            Do the new “normals” offer irrefutable evidence of global warming? Hard to say, really. A mere 137 years of systematic record-keeping don’t supply enough data to draw reasonable conclusions. I’m old enough to remember the doomsters moaning about an imminent Ice Age during those “unusually” chilly summers of 40 years ago. Is the climate changing? Of course it is. It always does. Just the fact that our best weather minds seem fixated on a range of “normal” anything on this tiny volatile rock spinning in the inconceivable vortex of space and time sounds more like Chicken Little’s “The sky is falling!” than any preordained cosmic truth.

What the new “normals” do offer is a guideline for day-to-day choices in our gardens. It’s why I participate in phenologic observation projects like the Great Sunflower Project and National Phenology Network’s Nature’s Notebook program. Change is eternal. We have the option either to embrace it or waste our lives mourning what might have been (whether it might actually ever “have been” or not).

On a practical note, I recommend avoiding plants labeled AHS cold-hardiness Zone 8 and lower for long-term survival in southeastern North Carolina. They might require chilling periods greater than we experience.

A funny story about weather instruments, and then I’m done for today. One Christmas, Tim got me a very nice digital weather station from a reputable instruments company. We set it up, wiring the hygrometer, rain sensor and anemometer to the base unit. Despite my hard-core technophobia, I enjoyed the novelty of taking weather observations from inside the house. For a while. Six months later, lightning struck four houses north of us. By the time the reaction hit our house, it still had enough oomph not only  to fuse all our ground-fault interrupter circuits but to blow out the weather receiver as well. Tim called the reputable instruments company and told them what happened. Their service rep politely informed him that their warranties do not apply to instruments out in the weather. “But it’s a weather instrument,” Tim explained. “I’m sorry, sir,” she said, and that was that.

My off-the-grid
weather data-collection
            Now I use a mechanical barometer and a Radio Shack el-cheapo minimum/maximum thermometer. When it starts acting funky, we just go buy a new one. Wind and Weather catalog supplied a professional-grade hundredth-inch rain gauge, which we hung on the outdoor shower. Our front door conveniently faces due west, the bedroom window east; the ocean is 800 yards to the south, the Intracoastal Waterway 800 yards to the north. With a working knowledge of the Beaufort scale, I estimate wind direction and speed by looking at the trees and the clouds. Low tech, sure, but it doesn’t belly-up in thunderstorms.

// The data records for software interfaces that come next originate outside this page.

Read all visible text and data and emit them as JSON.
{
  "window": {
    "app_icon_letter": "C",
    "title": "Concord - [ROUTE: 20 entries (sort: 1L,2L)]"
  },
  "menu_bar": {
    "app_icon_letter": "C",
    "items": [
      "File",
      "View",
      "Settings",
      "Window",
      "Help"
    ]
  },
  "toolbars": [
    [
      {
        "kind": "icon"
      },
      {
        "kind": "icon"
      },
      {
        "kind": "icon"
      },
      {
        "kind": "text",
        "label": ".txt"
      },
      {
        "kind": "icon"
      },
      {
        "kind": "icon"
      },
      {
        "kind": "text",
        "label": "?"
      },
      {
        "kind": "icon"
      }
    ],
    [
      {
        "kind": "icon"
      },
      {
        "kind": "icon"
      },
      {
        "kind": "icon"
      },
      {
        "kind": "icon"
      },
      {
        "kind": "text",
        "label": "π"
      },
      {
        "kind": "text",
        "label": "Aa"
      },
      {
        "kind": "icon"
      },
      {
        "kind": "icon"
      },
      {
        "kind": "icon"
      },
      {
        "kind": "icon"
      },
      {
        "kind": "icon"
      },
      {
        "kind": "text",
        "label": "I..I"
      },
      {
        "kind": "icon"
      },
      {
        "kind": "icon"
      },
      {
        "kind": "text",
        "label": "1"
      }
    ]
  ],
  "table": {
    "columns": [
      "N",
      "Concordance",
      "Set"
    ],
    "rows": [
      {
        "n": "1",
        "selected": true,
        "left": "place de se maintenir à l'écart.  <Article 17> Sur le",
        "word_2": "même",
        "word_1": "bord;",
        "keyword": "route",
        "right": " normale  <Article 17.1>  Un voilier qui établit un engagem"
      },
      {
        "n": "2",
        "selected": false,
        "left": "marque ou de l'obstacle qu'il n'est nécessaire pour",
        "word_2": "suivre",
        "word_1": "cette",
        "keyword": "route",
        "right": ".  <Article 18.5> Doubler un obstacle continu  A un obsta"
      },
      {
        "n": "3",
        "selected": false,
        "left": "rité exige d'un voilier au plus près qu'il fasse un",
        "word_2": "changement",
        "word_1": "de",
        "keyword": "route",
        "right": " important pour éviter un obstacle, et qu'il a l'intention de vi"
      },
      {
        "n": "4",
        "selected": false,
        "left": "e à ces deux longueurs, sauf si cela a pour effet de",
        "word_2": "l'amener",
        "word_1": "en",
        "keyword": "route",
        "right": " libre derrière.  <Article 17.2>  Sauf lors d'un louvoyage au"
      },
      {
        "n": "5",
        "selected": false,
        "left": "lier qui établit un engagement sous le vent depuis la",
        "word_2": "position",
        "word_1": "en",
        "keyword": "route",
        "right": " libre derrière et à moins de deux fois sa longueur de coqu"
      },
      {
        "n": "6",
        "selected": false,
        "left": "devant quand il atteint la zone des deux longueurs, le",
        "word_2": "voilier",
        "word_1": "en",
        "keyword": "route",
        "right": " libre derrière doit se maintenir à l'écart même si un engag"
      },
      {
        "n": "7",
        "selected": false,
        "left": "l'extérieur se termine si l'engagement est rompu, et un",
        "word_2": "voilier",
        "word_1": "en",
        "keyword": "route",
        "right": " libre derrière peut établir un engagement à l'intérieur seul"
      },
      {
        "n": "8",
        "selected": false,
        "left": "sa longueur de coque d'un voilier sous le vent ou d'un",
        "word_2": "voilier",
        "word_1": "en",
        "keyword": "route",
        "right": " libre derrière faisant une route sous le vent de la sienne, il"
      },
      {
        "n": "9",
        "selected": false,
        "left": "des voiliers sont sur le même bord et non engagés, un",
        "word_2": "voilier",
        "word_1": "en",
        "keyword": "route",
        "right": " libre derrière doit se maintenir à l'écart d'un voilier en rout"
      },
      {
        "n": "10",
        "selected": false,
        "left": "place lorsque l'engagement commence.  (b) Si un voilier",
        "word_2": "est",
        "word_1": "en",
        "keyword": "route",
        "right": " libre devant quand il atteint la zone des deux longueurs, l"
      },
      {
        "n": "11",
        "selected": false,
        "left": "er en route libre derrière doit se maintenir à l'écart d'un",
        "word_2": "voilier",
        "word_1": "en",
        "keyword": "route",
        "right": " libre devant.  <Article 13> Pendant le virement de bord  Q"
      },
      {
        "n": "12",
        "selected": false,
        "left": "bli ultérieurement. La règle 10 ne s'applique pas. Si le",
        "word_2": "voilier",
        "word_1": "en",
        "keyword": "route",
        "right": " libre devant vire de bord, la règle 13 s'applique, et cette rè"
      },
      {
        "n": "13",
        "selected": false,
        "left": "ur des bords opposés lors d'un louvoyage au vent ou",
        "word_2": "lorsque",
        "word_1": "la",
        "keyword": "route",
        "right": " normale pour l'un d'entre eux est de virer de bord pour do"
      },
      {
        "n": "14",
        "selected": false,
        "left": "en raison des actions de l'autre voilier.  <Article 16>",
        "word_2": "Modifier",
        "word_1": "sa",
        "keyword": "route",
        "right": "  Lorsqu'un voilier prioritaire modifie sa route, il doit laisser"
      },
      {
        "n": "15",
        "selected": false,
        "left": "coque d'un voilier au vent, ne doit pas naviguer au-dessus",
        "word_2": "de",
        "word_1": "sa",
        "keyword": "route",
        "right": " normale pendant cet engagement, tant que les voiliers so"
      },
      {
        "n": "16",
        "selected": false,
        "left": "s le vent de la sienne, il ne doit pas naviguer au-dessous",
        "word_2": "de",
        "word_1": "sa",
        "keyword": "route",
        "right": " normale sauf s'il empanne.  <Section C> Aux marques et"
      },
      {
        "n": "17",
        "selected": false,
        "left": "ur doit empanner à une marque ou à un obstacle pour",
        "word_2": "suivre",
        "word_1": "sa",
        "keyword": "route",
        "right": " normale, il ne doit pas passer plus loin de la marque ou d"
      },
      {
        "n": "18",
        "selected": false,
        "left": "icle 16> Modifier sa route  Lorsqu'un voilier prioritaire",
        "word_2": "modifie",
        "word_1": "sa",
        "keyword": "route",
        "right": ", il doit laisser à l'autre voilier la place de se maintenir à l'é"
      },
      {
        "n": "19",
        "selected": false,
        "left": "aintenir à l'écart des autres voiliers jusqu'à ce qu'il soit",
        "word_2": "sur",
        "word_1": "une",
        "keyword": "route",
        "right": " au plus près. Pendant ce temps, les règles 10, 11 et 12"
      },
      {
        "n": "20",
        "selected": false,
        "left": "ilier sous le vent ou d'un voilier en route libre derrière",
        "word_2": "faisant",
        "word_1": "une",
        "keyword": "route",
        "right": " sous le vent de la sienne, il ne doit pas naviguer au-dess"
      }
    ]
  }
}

            Thanks for dropping by. And keep your weather eye out.